Alvaro Obregón Cautiously Implements
With the election of Alvaro Obregón to a four-year presidential term in 1920, Mexican politicians set to work on implementing the Constitution that had been drafted and promulgated at Querétaro in 1917. The war-torn country was closer to peace than it had been for a decade. Zapata had been killed, and, just a few weeks before Obregón assumed the high office, even the indomitable Pancho Villa had accepted a peace offering from the federal government. A good-sized hacienda, Canutillo, was given to him as an assurance that he would not again break the peace. The rigorous defender of the poor had grown tired, and he swallowed his pride to settle down in the comfortable role of an hacendado.
Obregón immediately turned his attention to the pressing problems of national reconstruction. A powerful and persuasive orator, he enjoyed a wide base of popular support. He was far from being a radical, but, unlike the nineteenth-century liberals, he was concerned with more than political reform. Unfortunately, the beginning of his administration coincided with the post–World War I economic slump. Prices of gold, silver, copper, zinc, henequen, and cattle were depressed. Unemployment was rampant in these industries, and the government’s foreign exchange from these products fell off drastically. Hunger and general privation were more evident than they had been during the late Porfiriato. Only the price and demand for oil remained stable, and by 1921 Mexico was producing 193 million barrels, making it the world’s third largest producer of petroleum. Oil reserves, even with an inadequate taxation structure, sustained the administration and enabled the president to embark upon a modest implementation of the Constitution of 1917.

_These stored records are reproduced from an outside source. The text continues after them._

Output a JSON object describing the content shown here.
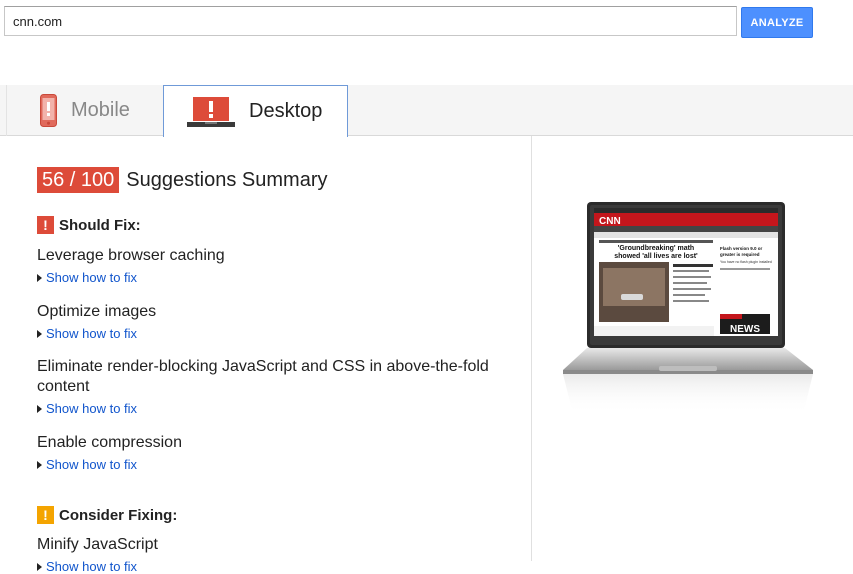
{
  "search": {
    "url_value": "cnn.com",
    "analyze_label": "ANALYZE"
  },
  "tabs": [
    {
      "label": "Mobile",
      "active": false,
      "icon": "phone-icon"
    },
    {
      "label": "Desktop",
      "active": true,
      "icon": "laptop-icon"
    }
  ],
  "summary": {
    "score": "56 / 100",
    "title": "Suggestions Summary"
  },
  "should_fix": {
    "label": "Should Fix:",
    "icon": "exclamation-icon",
    "color": "#dd4b39",
    "items": [
      {
        "title": "Leverage browser caching",
        "link": "Show how to fix"
      },
      {
        "title": "Optimize images",
        "link": "Show how to fix"
      },
      {
        "title": "Eliminate render-blocking JavaScript and CSS in above-the-fold content",
        "link": "Show how to fix"
      },
      {
        "title": "Enable compression",
        "link": "Show how to fix"
      }
    ]
  },
  "consider_fixing": {
    "label": "Consider Fixing:",
    "icon": "exclamation-icon",
    "color": "#f4a400",
    "items": [
      {
        "title": "Minify JavaScript",
        "link": "Show how to fix"
      }
    ]
  },
  "preview": {
    "icon": "laptop-screenshot",
    "logo": "CNN",
    "headline_line1": "'Groundbreaking' math",
    "headline_line2": "showed 'all lives are lost'",
    "side_line1": "Flash version 9.0 or",
    "side_line2": "greater is required",
    "side_line3": "You have no flash plugin installed",
    "promo": "NEWS"
  },
  "colors": {
    "accent_blue": "#4d90fe",
    "link_blue": "#1155cc",
    "score_red": "#dd4b39",
    "warn_orange": "#f4a400"
  }
}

To implement Article 3 Obregón named José Vasconcelos, one of Mexico’s most illustrious men of letters, to be secretary of education.